● **EXERCISE INSTRUCTIONS**
Going through the entries below, find how many lines hold "JSON", then give that number alone.

***** TASK INPUT

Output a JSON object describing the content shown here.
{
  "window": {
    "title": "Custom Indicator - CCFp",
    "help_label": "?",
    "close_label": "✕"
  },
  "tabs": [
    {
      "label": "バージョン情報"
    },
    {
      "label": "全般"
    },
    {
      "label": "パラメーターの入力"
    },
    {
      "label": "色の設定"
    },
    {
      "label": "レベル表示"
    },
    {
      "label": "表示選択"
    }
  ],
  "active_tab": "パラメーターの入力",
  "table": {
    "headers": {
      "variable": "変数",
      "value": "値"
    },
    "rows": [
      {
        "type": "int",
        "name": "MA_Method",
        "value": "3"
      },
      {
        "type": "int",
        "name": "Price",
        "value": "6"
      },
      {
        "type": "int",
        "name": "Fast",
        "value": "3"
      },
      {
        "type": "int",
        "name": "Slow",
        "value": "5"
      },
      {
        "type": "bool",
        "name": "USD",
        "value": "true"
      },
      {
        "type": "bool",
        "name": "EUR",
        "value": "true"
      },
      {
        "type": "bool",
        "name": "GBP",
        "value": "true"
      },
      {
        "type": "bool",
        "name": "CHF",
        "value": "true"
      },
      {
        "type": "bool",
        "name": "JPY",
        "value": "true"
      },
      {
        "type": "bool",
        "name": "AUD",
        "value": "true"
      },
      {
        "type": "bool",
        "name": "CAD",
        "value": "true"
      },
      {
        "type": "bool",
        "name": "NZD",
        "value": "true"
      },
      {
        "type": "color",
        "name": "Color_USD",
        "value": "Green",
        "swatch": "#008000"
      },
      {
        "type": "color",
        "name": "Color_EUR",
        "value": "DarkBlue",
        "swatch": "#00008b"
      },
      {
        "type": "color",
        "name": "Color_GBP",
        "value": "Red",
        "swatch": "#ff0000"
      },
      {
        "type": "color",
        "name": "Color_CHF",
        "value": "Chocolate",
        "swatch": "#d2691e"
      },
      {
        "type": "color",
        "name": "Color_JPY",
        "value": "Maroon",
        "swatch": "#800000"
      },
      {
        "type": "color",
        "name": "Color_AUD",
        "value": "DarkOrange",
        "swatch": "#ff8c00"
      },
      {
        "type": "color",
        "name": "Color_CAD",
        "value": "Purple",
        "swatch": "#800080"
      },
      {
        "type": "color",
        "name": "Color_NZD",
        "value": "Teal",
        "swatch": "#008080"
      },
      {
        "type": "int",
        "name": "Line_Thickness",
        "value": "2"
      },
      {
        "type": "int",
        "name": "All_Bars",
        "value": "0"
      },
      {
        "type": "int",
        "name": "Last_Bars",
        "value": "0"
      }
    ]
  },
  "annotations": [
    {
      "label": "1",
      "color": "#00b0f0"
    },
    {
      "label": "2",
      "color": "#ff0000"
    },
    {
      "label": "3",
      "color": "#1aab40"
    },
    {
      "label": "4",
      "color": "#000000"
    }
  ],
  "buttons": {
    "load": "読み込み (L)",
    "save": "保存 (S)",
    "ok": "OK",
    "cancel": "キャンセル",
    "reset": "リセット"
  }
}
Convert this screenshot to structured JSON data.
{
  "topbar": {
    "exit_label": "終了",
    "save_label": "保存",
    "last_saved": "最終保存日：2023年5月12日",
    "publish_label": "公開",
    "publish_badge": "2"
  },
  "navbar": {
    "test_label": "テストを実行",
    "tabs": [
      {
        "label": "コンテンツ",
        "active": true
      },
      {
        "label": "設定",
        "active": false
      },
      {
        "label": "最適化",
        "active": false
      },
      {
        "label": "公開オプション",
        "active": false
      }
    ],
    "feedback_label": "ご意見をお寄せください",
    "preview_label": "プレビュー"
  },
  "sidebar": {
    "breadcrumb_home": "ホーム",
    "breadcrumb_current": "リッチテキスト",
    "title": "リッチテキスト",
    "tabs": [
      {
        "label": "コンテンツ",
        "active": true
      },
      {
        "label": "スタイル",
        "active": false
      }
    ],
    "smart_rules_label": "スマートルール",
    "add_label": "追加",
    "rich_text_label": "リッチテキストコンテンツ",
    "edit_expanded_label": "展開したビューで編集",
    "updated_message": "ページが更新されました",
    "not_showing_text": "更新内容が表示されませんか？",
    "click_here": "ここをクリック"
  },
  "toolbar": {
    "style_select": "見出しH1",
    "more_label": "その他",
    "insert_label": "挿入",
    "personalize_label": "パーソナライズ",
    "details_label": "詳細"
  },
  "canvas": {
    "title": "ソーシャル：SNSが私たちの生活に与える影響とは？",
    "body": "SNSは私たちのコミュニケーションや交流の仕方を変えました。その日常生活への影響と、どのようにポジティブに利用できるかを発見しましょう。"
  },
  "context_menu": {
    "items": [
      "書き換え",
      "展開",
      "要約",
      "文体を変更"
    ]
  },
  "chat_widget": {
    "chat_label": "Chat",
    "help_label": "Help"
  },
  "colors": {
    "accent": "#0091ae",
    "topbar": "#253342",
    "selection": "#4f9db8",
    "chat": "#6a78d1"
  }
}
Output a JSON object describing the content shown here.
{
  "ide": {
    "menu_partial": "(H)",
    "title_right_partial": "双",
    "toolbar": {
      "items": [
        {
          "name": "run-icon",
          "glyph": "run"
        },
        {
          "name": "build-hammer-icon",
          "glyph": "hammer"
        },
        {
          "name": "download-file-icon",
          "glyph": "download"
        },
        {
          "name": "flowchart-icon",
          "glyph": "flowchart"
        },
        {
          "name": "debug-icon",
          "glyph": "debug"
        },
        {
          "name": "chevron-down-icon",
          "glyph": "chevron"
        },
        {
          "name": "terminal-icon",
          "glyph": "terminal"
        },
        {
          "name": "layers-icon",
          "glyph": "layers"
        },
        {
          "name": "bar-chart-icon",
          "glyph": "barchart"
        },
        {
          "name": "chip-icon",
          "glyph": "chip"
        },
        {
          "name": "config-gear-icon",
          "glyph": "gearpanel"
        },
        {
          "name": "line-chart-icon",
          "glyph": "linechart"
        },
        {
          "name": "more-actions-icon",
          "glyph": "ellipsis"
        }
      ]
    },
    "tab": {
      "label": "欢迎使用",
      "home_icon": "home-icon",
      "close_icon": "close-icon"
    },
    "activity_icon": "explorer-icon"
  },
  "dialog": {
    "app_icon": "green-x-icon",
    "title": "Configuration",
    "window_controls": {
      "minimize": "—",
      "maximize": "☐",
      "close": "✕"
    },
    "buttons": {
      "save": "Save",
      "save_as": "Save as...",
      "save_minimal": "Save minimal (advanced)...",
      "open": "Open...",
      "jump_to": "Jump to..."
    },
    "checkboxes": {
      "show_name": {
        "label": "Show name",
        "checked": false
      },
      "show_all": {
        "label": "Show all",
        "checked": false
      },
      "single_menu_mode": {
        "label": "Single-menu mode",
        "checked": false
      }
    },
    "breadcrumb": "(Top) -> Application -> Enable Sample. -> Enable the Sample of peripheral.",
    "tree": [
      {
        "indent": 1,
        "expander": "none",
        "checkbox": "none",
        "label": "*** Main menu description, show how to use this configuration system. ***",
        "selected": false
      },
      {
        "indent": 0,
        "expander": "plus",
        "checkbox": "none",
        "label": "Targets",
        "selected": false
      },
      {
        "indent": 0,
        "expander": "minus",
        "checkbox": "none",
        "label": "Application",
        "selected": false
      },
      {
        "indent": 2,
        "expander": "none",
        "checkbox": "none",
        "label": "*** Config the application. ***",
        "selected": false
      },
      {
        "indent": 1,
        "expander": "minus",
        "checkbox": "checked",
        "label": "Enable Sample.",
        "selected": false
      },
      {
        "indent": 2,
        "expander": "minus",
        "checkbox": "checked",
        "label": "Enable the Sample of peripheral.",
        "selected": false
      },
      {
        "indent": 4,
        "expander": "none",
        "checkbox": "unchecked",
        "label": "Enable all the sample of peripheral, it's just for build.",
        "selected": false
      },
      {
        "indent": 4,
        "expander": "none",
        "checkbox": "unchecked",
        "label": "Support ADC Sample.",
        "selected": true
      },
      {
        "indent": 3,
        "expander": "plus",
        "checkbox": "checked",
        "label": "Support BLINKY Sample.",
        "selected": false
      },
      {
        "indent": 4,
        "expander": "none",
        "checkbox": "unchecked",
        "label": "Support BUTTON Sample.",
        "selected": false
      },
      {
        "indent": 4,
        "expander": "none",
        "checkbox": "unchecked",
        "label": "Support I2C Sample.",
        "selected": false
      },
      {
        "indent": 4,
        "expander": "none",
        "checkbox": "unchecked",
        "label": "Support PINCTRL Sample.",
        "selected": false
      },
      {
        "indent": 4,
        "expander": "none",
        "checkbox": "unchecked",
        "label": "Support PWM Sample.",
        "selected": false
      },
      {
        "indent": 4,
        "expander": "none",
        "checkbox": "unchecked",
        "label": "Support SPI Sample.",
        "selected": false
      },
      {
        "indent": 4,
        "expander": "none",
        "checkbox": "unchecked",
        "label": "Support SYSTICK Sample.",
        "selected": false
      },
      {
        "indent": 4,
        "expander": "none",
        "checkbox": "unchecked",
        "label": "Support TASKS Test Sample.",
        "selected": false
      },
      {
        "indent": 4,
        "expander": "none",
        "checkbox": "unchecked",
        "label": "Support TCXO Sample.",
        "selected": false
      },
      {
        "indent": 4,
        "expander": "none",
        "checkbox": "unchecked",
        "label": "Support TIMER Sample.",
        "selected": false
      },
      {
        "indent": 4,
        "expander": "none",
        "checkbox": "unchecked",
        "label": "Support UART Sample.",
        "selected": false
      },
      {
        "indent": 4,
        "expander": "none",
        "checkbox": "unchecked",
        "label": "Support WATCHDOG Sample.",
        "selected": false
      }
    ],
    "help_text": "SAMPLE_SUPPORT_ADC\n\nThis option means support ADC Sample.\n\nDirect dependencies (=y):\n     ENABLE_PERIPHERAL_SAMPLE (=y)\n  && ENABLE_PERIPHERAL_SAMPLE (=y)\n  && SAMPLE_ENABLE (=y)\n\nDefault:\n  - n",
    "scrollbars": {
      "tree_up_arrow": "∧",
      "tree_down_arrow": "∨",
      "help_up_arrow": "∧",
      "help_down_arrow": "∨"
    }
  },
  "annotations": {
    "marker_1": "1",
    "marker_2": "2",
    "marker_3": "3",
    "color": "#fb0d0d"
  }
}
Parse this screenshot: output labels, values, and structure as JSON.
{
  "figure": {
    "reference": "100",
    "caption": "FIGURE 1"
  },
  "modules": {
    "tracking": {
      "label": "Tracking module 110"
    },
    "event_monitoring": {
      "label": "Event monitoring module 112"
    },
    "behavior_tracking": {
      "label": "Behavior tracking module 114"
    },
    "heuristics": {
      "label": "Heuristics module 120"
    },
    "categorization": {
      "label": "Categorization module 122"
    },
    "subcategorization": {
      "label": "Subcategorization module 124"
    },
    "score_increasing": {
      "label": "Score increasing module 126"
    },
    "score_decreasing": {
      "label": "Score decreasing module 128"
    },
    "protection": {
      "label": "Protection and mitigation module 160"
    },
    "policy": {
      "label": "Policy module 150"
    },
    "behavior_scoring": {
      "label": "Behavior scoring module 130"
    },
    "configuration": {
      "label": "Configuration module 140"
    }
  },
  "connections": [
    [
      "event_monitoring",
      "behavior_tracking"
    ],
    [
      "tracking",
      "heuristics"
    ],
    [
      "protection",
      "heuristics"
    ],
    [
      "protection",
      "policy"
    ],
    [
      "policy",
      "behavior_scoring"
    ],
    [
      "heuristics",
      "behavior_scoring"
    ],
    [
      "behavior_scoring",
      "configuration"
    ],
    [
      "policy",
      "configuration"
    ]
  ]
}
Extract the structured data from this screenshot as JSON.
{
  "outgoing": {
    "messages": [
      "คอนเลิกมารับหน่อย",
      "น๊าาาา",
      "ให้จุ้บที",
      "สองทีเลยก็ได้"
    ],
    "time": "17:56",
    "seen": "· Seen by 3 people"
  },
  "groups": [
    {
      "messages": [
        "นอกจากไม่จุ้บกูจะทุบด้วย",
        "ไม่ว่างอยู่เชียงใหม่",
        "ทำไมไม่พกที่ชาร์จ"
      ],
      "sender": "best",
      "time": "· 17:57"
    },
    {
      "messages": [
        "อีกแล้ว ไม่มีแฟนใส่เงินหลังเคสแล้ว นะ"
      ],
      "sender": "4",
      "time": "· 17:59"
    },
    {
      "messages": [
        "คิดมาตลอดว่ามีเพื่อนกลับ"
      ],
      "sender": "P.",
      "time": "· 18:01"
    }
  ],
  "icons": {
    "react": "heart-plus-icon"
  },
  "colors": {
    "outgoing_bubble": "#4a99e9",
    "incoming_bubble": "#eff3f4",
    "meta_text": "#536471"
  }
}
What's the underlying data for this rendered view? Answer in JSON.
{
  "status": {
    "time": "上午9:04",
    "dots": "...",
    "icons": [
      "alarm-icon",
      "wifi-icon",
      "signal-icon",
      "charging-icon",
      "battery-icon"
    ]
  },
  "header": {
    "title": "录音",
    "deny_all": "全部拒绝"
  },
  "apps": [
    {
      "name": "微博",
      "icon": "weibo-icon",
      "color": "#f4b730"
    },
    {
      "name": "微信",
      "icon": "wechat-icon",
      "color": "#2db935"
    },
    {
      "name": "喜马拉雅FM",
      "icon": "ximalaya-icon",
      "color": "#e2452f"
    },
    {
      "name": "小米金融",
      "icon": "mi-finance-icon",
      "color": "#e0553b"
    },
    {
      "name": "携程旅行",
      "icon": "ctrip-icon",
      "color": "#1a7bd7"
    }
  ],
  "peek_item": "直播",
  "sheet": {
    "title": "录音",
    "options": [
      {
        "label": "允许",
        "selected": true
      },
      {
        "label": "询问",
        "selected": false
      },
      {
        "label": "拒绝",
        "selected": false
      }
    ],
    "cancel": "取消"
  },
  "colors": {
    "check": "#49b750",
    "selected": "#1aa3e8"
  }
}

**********

● **RESULT FOR THIS TASK**
6